Sometimes being police chief isn’t all it’s cracked-up to be. Oh sure, there’s political pressure, vicarious liability, lots of opportunities for public scrutiny, but there’s a downside too.
Our employees, both police officers and support personnel are imperfect human beings, just like you. Sometimes we make mistakes and have to own up to them. Sometimes though, in fact many times, our employees receive complaints about them that are untrue or greatly exaggerated. My position, generally, is to process the complaint, and reply to the complaining party with the outcome in a professional manner. That’s a good idea because it helps ensure a friendly complaint registering system.
A couple of days ago, (June 12th), we received a complaint from a woman who I won’t name, via her Facebook page. She also sent a message to our RCPD Facebook page. She writes:
“I think that the RCPD needs to address this situation soon. Its a great cause for concern. I am also going to send this to Chief Allender.
[name withheld but it's her boyfriend] was wandering around drunk on 6/11/12 at approximately 12:30pm, not in any altercation with anyone else, didn’t have any weapons, not yelling around, not even around any other people, just walking in a public right of way. Someone called to report him being drunk, apparently, and so when the cops responded the female officer jumped out of the cruiser, pulled her weapon and ordered him to “get down” (This was all witnessed by myself and another person). Three other cruisers pulled up, and as he sat on the curb, cuffed, he apparently had a laceration on his head and arms, so an ambulance came and checked him out. He was then taken into police custody.
I learned from someone who knows this guy, who attended his arraignment this morning, that he was told that he was in violation of 24.7, which is appropriate cause he was drunk, but that he would not be reinstated to the program because he had been arrested AT the 24/7 Program after an altercation that happened while he was there.
How can they say that, when he was clearly arrested at a totally different location, in a whole different part of town from the 24/7 program, and there was no altercation that happened. I think I need to get on this, because it has me wondering how many other times this type of “oops” has happened.”
Her Facebook page post looks like this:
Notice the intro “ANOTHER case where the RCPD overreacted” Quite inflammatory and a very bold statement given the fact she was quite happy to have us arrive on scene to assist her. The related comments from her friends take it even further:
So, we did as she asked. We looked into it.
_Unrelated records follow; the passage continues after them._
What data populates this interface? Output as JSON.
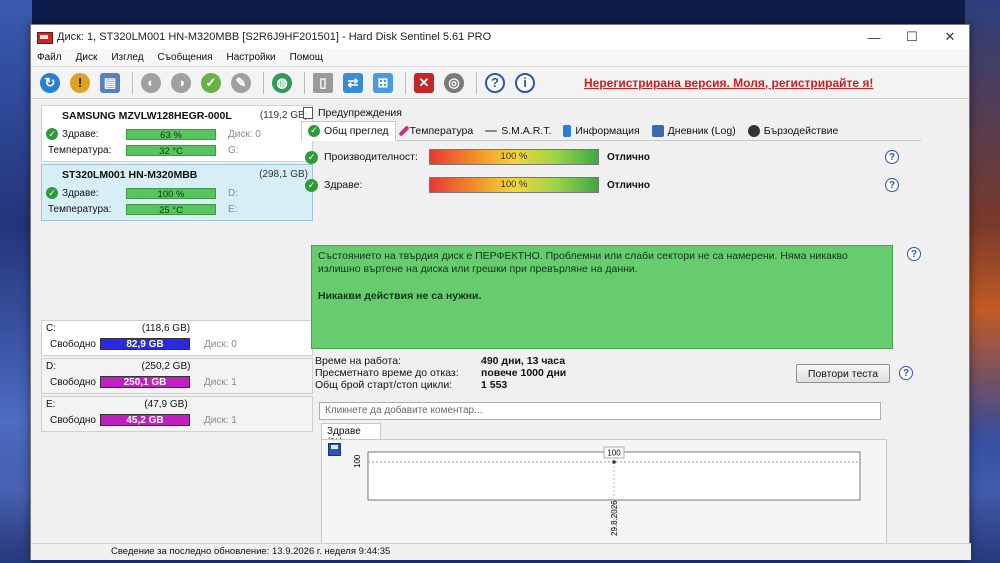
{
  "window": {
    "title": "Диск: 1, ST320LM001 HN-M320MBB [S2R6J9HF201501]  -  Hard Disk Sentinel 5.61 PRO",
    "minimize": "—",
    "maximize": "☐",
    "close": "✕"
  },
  "menu": [
    "Файл",
    "Диск",
    "Изглед",
    "Съобщения",
    "Настройки",
    "Помощ"
  ],
  "toolbar": {
    "unregistered": "Нерегистрирана версия. Моля, регистрирайте я!"
  },
  "disks": [
    {
      "name": "SAMSUNG MZVLW128HEGR-000L",
      "size": "(119,2 GB)",
      "health_label": "Здраве:",
      "health": "63 %",
      "health_pct": 63,
      "health_extra": "Диск: 0",
      "temp_label": "Температура:",
      "temp": "32 °C",
      "temp_extra": "G:"
    },
    {
      "name": "ST320LM001 HN-M320MBB",
      "size": "(298,1 GB)",
      "health_label": "Здраве:",
      "health": "100 %",
      "health_pct": 100,
      "health_extra": "D:",
      "temp_label": "Температура:",
      "temp": "25 °C",
      "temp_extra": "E:"
    }
  ],
  "volumes": [
    {
      "letter": "C:",
      "size": "(118,6 GB)",
      "free_label": "Свободно",
      "free": "82,9 GB",
      "disk": "Диск: 0",
      "color": "#2a2ae0"
    },
    {
      "letter": "D:",
      "size": "(250,2 GB)",
      "free_label": "Свободно",
      "free": "250,1 GB",
      "disk": "Диск: 1",
      "color": "#c020c0"
    },
    {
      "letter": "E:",
      "size": "(47,9 GB)",
      "free_label": "Свободно",
      "free": "45,2 GB",
      "disk": "Диск: 1",
      "color": "#c020c0"
    }
  ],
  "tabs": {
    "warnings": "Предупреждения",
    "overview": "Общ преглед",
    "temperature": "Температура",
    "smart": "S.M.A.R.T.",
    "info": "Информация",
    "log": "Дневник (Log)",
    "performance": "Бързодействие"
  },
  "overview": {
    "performance_label": "Производителност:",
    "performance_value": "100 %",
    "performance_text": "Отлично",
    "health_label": "Здраве:",
    "health_value": "100 %",
    "health_text": "Отлично",
    "status_line": "Състоянието на твърдия диск е ПЕРФЕКТНО. Проблемни или слаби сектори не са намерени. Няма никакво излишно въртене на диска или грешки при превърляне на данни.",
    "status_bold": "Никакви действия не са нужни.",
    "uptime_label": "Време на работа:",
    "uptime": "490 дни, 13 часа",
    "lifetime_label": "Пресметнато време до отказ:",
    "lifetime": "повече 1000 дни",
    "cycles_label": "Общ брой старт/стоп цикли:",
    "cycles": "1 553",
    "retest": "Повтори теста",
    "comment_placeholder": "Кликнете да добавите коментар...",
    "chart_tab": "Здраве (%)"
  },
  "chart_data": {
    "type": "line",
    "x": [
      "29.8.2026"
    ],
    "values": [
      100
    ],
    "ylabel": "100",
    "point_label": "100"
  },
  "statusbar": "Сведение за последно обновление: 13.9.2026 г. неделя 9:44:35"
}
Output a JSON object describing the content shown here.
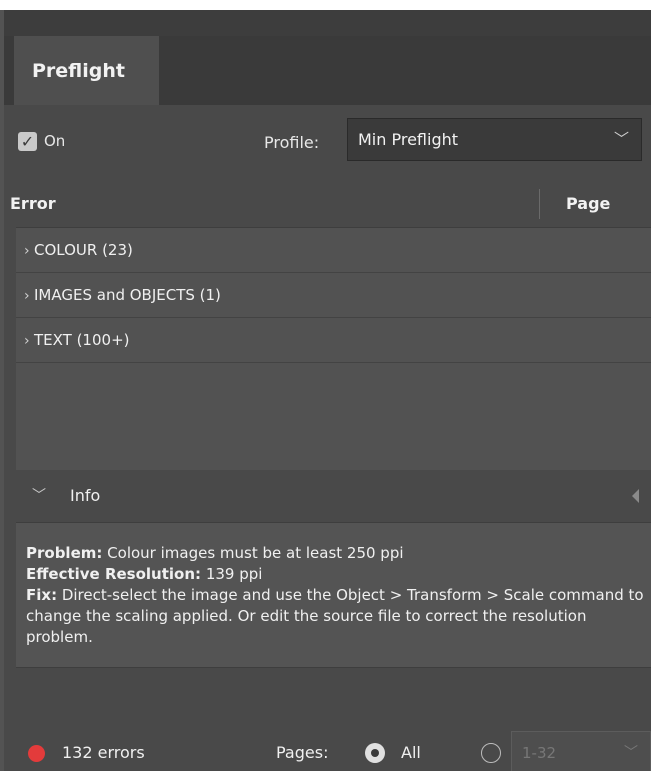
{
  "panel": {
    "tab": "Preflight"
  },
  "controls": {
    "on_label": "On",
    "profile_label": "Profile:",
    "profile_value": "Min Preflight"
  },
  "columns": {
    "error": "Error",
    "page": "Page"
  },
  "errors": [
    {
      "label": "COLOUR (23)"
    },
    {
      "label": "IMAGES and OBJECTS (1)"
    },
    {
      "label": "TEXT (100+)"
    }
  ],
  "info": {
    "title": "Info",
    "problem_label": "Problem:",
    "problem_text": "Colour images must be at least 250 ppi",
    "res_label": "Effective Resolution:",
    "res_text": "139 ppi",
    "fix_label": "Fix:",
    "fix_text": "Direct-select the image and use the Object > Transform > Scale command to change the scaling applied. Or edit the source file to correct the resolution problem."
  },
  "footer": {
    "error_count": "132 errors",
    "pages_label": "Pages:",
    "all_label": "All",
    "range_placeholder": "1-32"
  },
  "colors": {
    "error_dot": "#e33b3b",
    "panel_bg": "#494949"
  }
}
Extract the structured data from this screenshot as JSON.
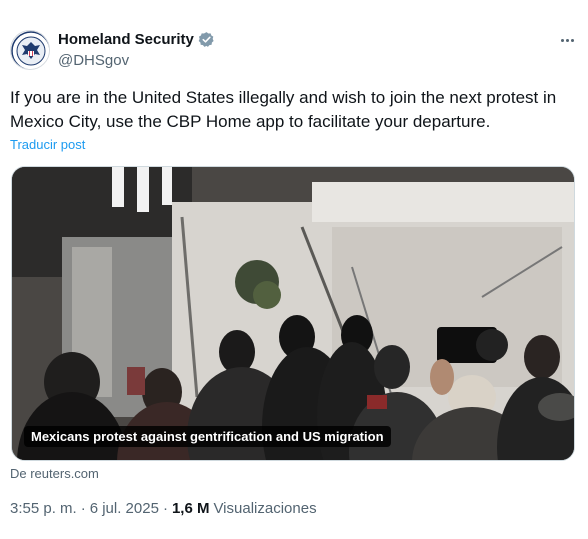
{
  "account": {
    "display_name": "Homeland Security",
    "handle": "@DHSgov",
    "verified_icon": "verified-badge-icon",
    "avatar_icon": "dhs-seal-icon"
  },
  "more_options": {
    "icon": "more-horizontal-icon"
  },
  "tweet": {
    "text": "If you are in the United States illegally and wish to join the next protest in Mexico City, use the CBP Home app to facilitate your departure.",
    "translate_label": "Traducir post"
  },
  "media": {
    "caption": "Mexicans protest against gentrification and US migration",
    "source": "De reuters.com"
  },
  "meta": {
    "time": "3:55 p. m.",
    "separator1": "·",
    "date": "6 jul. 2025",
    "separator2": "·",
    "views_count": "1,6 M",
    "views_label": "Visualizaciones"
  },
  "colors": {
    "link": "#1d9bf0",
    "secondary_text": "#536471",
    "primary_text": "#0f1419",
    "verified_badge": "#829aab"
  }
}
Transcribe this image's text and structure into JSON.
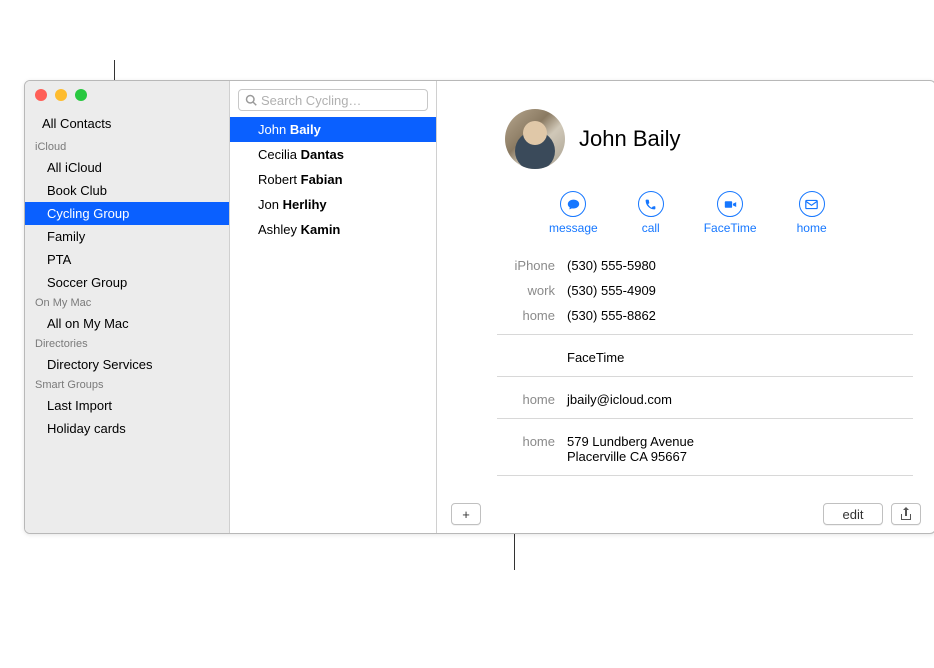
{
  "sidebar": {
    "all_contacts": "All Contacts",
    "sections": [
      {
        "header": "iCloud",
        "items": [
          {
            "label": "All iCloud",
            "selected": false
          },
          {
            "label": "Book Club",
            "selected": false
          },
          {
            "label": "Cycling Group",
            "selected": true
          },
          {
            "label": "Family",
            "selected": false
          },
          {
            "label": "PTA",
            "selected": false
          },
          {
            "label": "Soccer Group",
            "selected": false
          }
        ]
      },
      {
        "header": "On My Mac",
        "items": [
          {
            "label": "All on My Mac",
            "selected": false
          }
        ]
      },
      {
        "header": "Directories",
        "items": [
          {
            "label": "Directory Services",
            "selected": false
          }
        ]
      },
      {
        "header": "Smart Groups",
        "items": [
          {
            "label": "Last Import",
            "selected": false
          },
          {
            "label": "Holiday cards",
            "selected": false
          }
        ]
      }
    ]
  },
  "search": {
    "placeholder": "Search Cycling…"
  },
  "contacts": [
    {
      "first": "John",
      "last": "Baily",
      "selected": true
    },
    {
      "first": "Cecilia",
      "last": "Dantas",
      "selected": false
    },
    {
      "first": "Robert",
      "last": "Fabian",
      "selected": false
    },
    {
      "first": "Jon",
      "last": "Herlihy",
      "selected": false
    },
    {
      "first": "Ashley",
      "last": "Kamin",
      "selected": false
    }
  ],
  "card": {
    "name": "John Baily",
    "actions": {
      "message": "message",
      "call": "call",
      "facetime": "FaceTime",
      "home": "home"
    },
    "phones": [
      {
        "label": "iPhone",
        "value": "(530) 555-5980"
      },
      {
        "label": "work",
        "value": "(530) 555-4909"
      },
      {
        "label": "home",
        "value": "(530) 555-8862"
      }
    ],
    "facetime_label": "FaceTime",
    "emails": [
      {
        "label": "home",
        "value": "jbaily@icloud.com"
      }
    ],
    "addresses": [
      {
        "label": "home",
        "line1": "579 Lundberg Avenue",
        "line2": "Placerville CA 95667"
      }
    ],
    "buttons": {
      "edit": "edit",
      "add": "+"
    }
  },
  "colors": {
    "selection": "#0a60ff",
    "accent": "#1677ff"
  }
}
I probably shouldn’t do this and I probably won’t do it in the future, but I am going to answer this complaint in the same public venue it was received: social media.
Here are the facts: Someone called the 911 Center to report this incident and ask for our help. That caller was … (drum roll) the same person who made the complaint about our response. During this call, she stated these, among other things:
“I need some help getting someone out of my house” and went on to describe how her boyfriend was chasing her. She yelled “get away from me!” three times during this call. She told the dispatcher “he’s a violent person.” She was obviously in distress – I listened to the 911 call myself.
An additional important fact is that our officer pointed her Taser, not her pistol, at the man. Another thing you need to know is that the “24/7” program is used as a condition of pre-trial release from custody and requires the program participant (in this case the boyfriend) to submit to a breath test once or twice per day to insure they aren’t drinking. This man took the breath test at 7:42 am that day, five hours prior to the disturbance and he was sober. At the time of his arrest, somewhere around 12:30 pm, his blood alcohol was .22 (nearly three times the legal limit for driving drunk). He deserved to be arrested and whether someone in court said he was arrested “at 24/7” or at her house is immaterial. The facts and charge are solid. One final factoid – the ambulance was called because he stumbled into a cactus and had quills stuck in him.
We conduct routine reviews of uses of force by police officers, and this one is by the book.
The complaining party lied on social media and to us, gained support for her lie, rallied some friends against us and unnecessarily caused an expense on the tax payers by asking us to review the incident. How embarrassing for her. In addition she is employed as a news reporter for a Native American newspaper. What should her readers believe?
Race relations are complicated enough without willful lies and underhanded tactics like this. I am glad we had the resources to help this woman – that’s our job and we are proud to do it. But in this case I believe a written apology is due the employees of our Department.
Finally, please do not comment on this post with hateful or racially inflammatory statements. I will not “approve” them and they will not help the situation.